As a Jew
whose level of commitment is closely tied to the level of tsuris
I can cause the gentiles
, I have always enjoyed Christmas Day
. A city-dweller
since birth, I tend to spend December 25th
wandering around the City I find myself in, marveling at how different
it is on this day.
The reason, of course, is a simple one: there's no-one there. Really no-one. A few intrepid Yids and Muslims as well as a few worshippers of the Son who are acurrying to make it to family or friends' for dinner. You'd think that the only difference was that folks would be indoors, but that's not true. Oh, the businesses are mostly closed, of course, which is annoying to those of us to whom this is Just Another Day and who forgot to buy toilet paper and ferret food the day before; however, there's one visible difference other than the lack of people.

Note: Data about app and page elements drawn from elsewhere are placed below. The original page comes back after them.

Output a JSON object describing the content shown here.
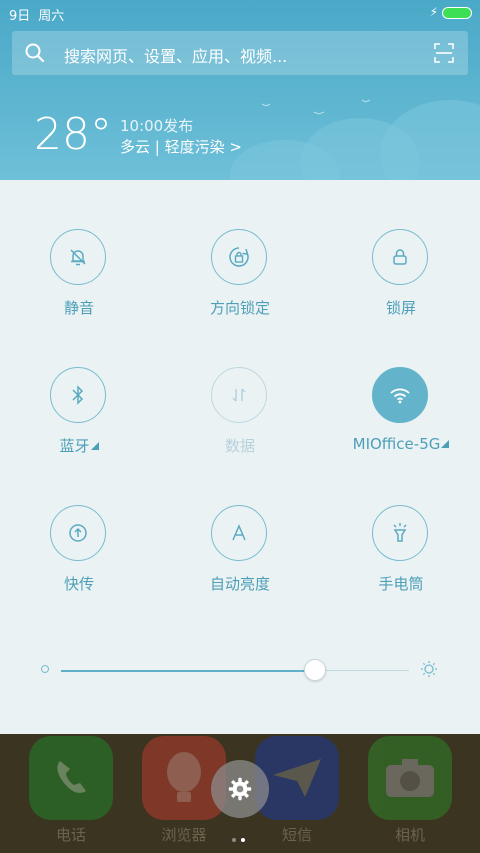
{
  "status_bar": {
    "date": "9日",
    "weekday": "周六",
    "battery_color": "#3ddf55"
  },
  "search": {
    "placeholder": "搜索网页、设置、应用、视频..."
  },
  "weather": {
    "temperature": "28°",
    "published": "10:00发布",
    "condition": "多云 | 轻度污染 >"
  },
  "toggles": [
    {
      "label": "静音",
      "icon": "bell-mute-icon",
      "state": "off"
    },
    {
      "label": "方向锁定",
      "icon": "rotation-lock-icon",
      "state": "off"
    },
    {
      "label": "锁屏",
      "icon": "lock-icon",
      "state": "off"
    },
    {
      "label": "蓝牙",
      "icon": "bluetooth-icon",
      "state": "off"
    },
    {
      "label": "数据",
      "icon": "mobile-data-icon",
      "state": "disabled"
    },
    {
      "label": "MIOffice-5G",
      "icon": "wifi-icon",
      "state": "on"
    },
    {
      "label": "快传",
      "icon": "share-transfer-icon",
      "state": "off"
    },
    {
      "label": "自动亮度",
      "icon": "auto-brightness-icon",
      "state": "off"
    },
    {
      "label": "手电筒",
      "icon": "flashlight-icon",
      "state": "off"
    }
  ],
  "brightness": {
    "level": 0.73
  },
  "dock": {
    "apps": [
      {
        "label": "电话",
        "icon": "phone-icon",
        "color": "#1f8a2c"
      },
      {
        "label": "浏览器",
        "icon": "browser-icon",
        "color": "#c23a2e"
      },
      {
        "label": "短信",
        "icon": "message-icon",
        "color": "#1b3aa8"
      },
      {
        "label": "相机",
        "icon": "camera-icon",
        "color": "#2d8a2a"
      }
    ]
  },
  "page_indicator": {
    "count": 2,
    "active": 1
  },
  "colors": {
    "accent": "#4d9fb8",
    "active_toggle": "#63b4ca",
    "panel_bg": "#ebf2f4"
  }
}
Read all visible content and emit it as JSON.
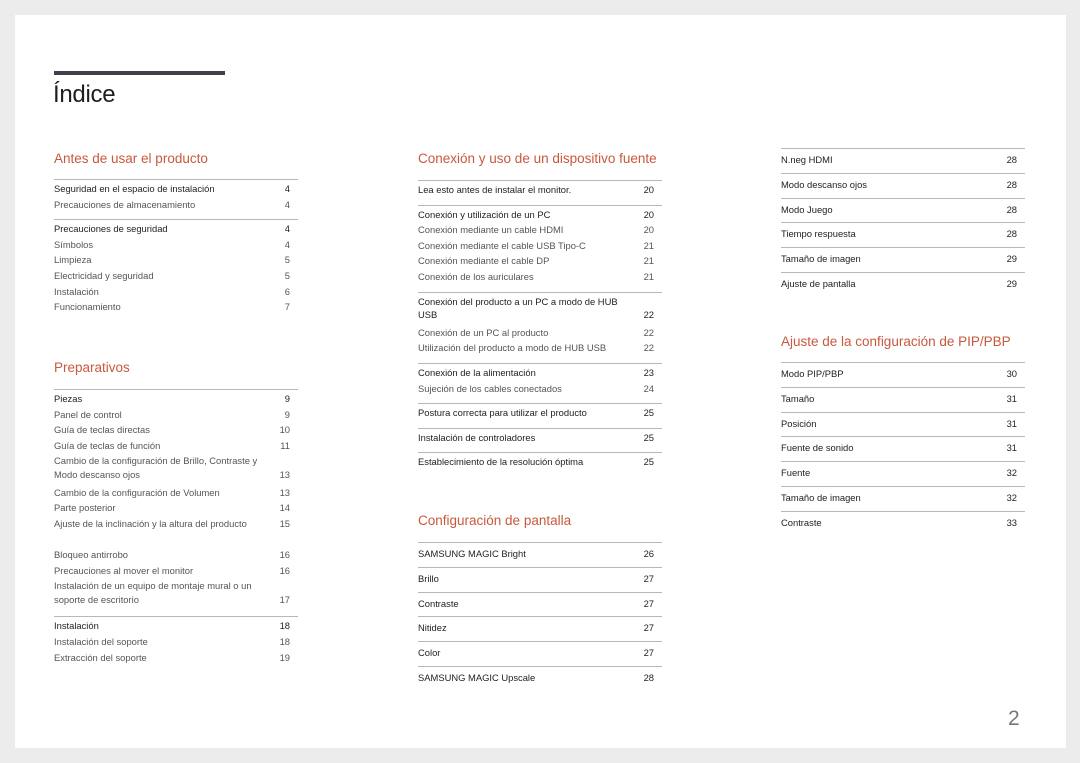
{
  "title": "Índice",
  "page_number": "2",
  "accent_color": "#c8593d",
  "columns": [
    {
      "sections": [
        {
          "title": "Antes de usar el producto",
          "groups": [
            {
              "items": [
                {
                  "label": "Seguridad en el espacio de instalación",
                  "page": "4",
                  "main": true
                },
                {
                  "label": "Precauciones de almacenamiento",
                  "page": "4",
                  "main": false
                }
              ]
            },
            {
              "items": [
                {
                  "label": "Precauciones de seguridad",
                  "page": "4",
                  "main": true
                },
                {
                  "label": "Símbolos",
                  "page": "4",
                  "main": false
                },
                {
                  "label": "Limpieza",
                  "page": "5",
                  "main": false
                },
                {
                  "label": "Electricidad y seguridad",
                  "page": "5",
                  "main": false
                },
                {
                  "label": "Instalación",
                  "page": "6",
                  "main": false
                },
                {
                  "label": "Funcionamiento",
                  "page": "7",
                  "main": false
                }
              ]
            }
          ]
        },
        {
          "title": "Preparativos",
          "groups": [
            {
              "items": [
                {
                  "label": "Piezas",
                  "page": "9",
                  "main": true
                },
                {
                  "label": "Panel de control",
                  "page": "9",
                  "main": false
                },
                {
                  "label": "Guía de teclas directas",
                  "page": "10",
                  "main": false
                },
                {
                  "label": "Guía de teclas de función",
                  "page": "11",
                  "main": false
                },
                {
                  "label": "Cambio de la configuración de Brillo, Contraste y Modo descanso ojos",
                  "page": "13",
                  "main": false
                },
                {
                  "label": "Cambio de la configuración de Volumen",
                  "page": "13",
                  "main": false
                },
                {
                  "label": "Parte posterior",
                  "page": "14",
                  "main": false
                },
                {
                  "label": "Ajuste de la inclinación y la altura del producto",
                  "page": "15",
                  "main": false
                },
                {
                  "label": "Bloqueo antirrobo",
                  "page": "16",
                  "main": false
                },
                {
                  "label": "Precauciones al mover el monitor",
                  "page": "16",
                  "main": false
                },
                {
                  "label": "Instalación de un equipo de montaje mural o un soporte de escritorio",
                  "page": "17",
                  "main": false
                }
              ]
            },
            {
              "items": [
                {
                  "label": "Instalación",
                  "page": "18",
                  "main": true
                },
                {
                  "label": "Instalación del soporte",
                  "page": "18",
                  "main": false
                },
                {
                  "label": "Extracción del soporte",
                  "page": "19",
                  "main": false
                }
              ]
            }
          ]
        }
      ]
    },
    {
      "sections": [
        {
          "title": "Conexión y uso de un dispositivo fuente",
          "groups": [
            {
              "items": [
                {
                  "label": "Lea esto antes de instalar el monitor.",
                  "page": "20",
                  "main": true
                }
              ]
            },
            {
              "items": [
                {
                  "label": "Conexión y utilización de un PC",
                  "page": "20",
                  "main": true
                },
                {
                  "label": "Conexión mediante un cable HDMI",
                  "page": "20",
                  "main": false
                },
                {
                  "label": "Conexión mediante el cable USB Tipo-C",
                  "page": "21",
                  "main": false
                },
                {
                  "label": "Conexión mediante el cable DP",
                  "page": "21",
                  "main": false
                },
                {
                  "label": "Conexión de los auriculares",
                  "page": "21",
                  "main": false
                }
              ]
            },
            {
              "items": [
                {
                  "label": "Conexión del producto a un PC a modo de HUB USB",
                  "page": "22",
                  "main": true
                },
                {
                  "label": "Conexión de un PC al producto",
                  "page": "22",
                  "main": false
                },
                {
                  "label": "Utilización del producto a modo de HUB USB",
                  "page": "22",
                  "main": false
                }
              ]
            },
            {
              "items": [
                {
                  "label": "Conexión de la alimentación",
                  "page": "23",
                  "main": true
                },
                {
                  "label": "Sujeción de los cables conectados",
                  "page": "24",
                  "main": false
                }
              ]
            },
            {
              "items": [
                {
                  "label": "Postura correcta para utilizar el producto",
                  "page": "25",
                  "main": true
                }
              ]
            },
            {
              "items": [
                {
                  "label": "Instalación de controladores",
                  "page": "25",
                  "main": true
                }
              ]
            },
            {
              "items": [
                {
                  "label": "Establecimiento de la resolución óptima",
                  "page": "25",
                  "main": true
                }
              ]
            }
          ]
        },
        {
          "title": "Configuración de pantalla",
          "groups": [
            {
              "items": [
                {
                  "label": "SAMSUNG MAGIC Bright",
                  "page": "26",
                  "main": true
                }
              ]
            },
            {
              "items": [
                {
                  "label": "Brillo",
                  "page": "27",
                  "main": true
                }
              ]
            },
            {
              "items": [
                {
                  "label": "Contraste",
                  "page": "27",
                  "main": true
                }
              ]
            },
            {
              "items": [
                {
                  "label": "Nitidez",
                  "page": "27",
                  "main": true
                }
              ]
            },
            {
              "items": [
                {
                  "label": "Color",
                  "page": "27",
                  "main": true
                }
              ]
            },
            {
              "items": [
                {
                  "label": "SAMSUNG MAGIC Upscale",
                  "page": "28",
                  "main": true
                }
              ]
            }
          ]
        }
      ]
    },
    {
      "sections": [
        {
          "title": "",
          "groups": [
            {
              "items": [
                {
                  "label": "N.neg HDMI",
                  "page": "28",
                  "main": true
                }
              ]
            },
            {
              "items": [
                {
                  "label": "Modo descanso ojos",
                  "page": "28",
                  "main": true
                }
              ]
            },
            {
              "items": [
                {
                  "label": "Modo Juego",
                  "page": "28",
                  "main": true
                }
              ]
            },
            {
              "items": [
                {
                  "label": "Tiempo respuesta",
                  "page": "28",
                  "main": true
                }
              ]
            },
            {
              "items": [
                {
                  "label": "Tamaño de imagen",
                  "page": "29",
                  "main": true
                }
              ]
            },
            {
              "items": [
                {
                  "label": "Ajuste de pantalla",
                  "page": "29",
                  "main": true
                }
              ]
            }
          ]
        },
        {
          "title": "Ajuste de la configuración de PIP/PBP",
          "groups": [
            {
              "items": [
                {
                  "label": "Modo PIP/PBP",
                  "page": "30",
                  "main": true
                }
              ]
            },
            {
              "items": [
                {
                  "label": "Tamaño",
                  "page": "31",
                  "main": true
                }
              ]
            },
            {
              "items": [
                {
                  "label": "Posición",
                  "page": "31",
                  "main": true
                }
              ]
            },
            {
              "items": [
                {
                  "label": "Fuente de sonido",
                  "page": "31",
                  "main": true
                }
              ]
            },
            {
              "items": [
                {
                  "label": "Fuente",
                  "page": "32",
                  "main": true
                }
              ]
            },
            {
              "items": [
                {
                  "label": "Tamaño de imagen",
                  "page": "32",
                  "main": true
                }
              ]
            },
            {
              "items": [
                {
                  "label": "Contraste",
                  "page": "33",
                  "main": true
                }
              ]
            }
          ]
        }
      ]
    }
  ]
}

Their cars are gone. Empty parking spaces stretch off into infinity in the Downtowns of the U.S. that I've surveyed on this day. I used to think that in fact cities operated on a 'Musical Chairs' principle, with (typically) more cars than parking spaces. Enough cars were constantly in transit (especially in my native New York City) that eveything balanced. In the evening, enough commuters left to drop the level of cars to the number of spaces, so that folks could park for the night. On Christmas, however, people apparently aren't just indoors, they're gone, because there just aren't any cars. Oh, there's a few, but not many.
It's the sheer emptiness of it all, with the skyscrapers still exhibiting their holiday finery of ribbons and lights and wreaths; with the storefronts still wearing their cheery messages and decorations despite being shuttered. The streets are clean, with no one to litter them. Even the air is crisper with no auto exhaust to foul it.
With all this in mind, I have started referring to Christmas by a new, more literal name - Neutron Day. The name derives, naturally, from Neutron Bomb, a weapon designed to "remove the people and leave the buildings standing." Well, that's exactly what it appears has happened here.
Neutron Day. Happy Neutron Day! Maybe it should be 'Peaceful Neutron Day!' Or even, 'Quiet Neutron Day to you.'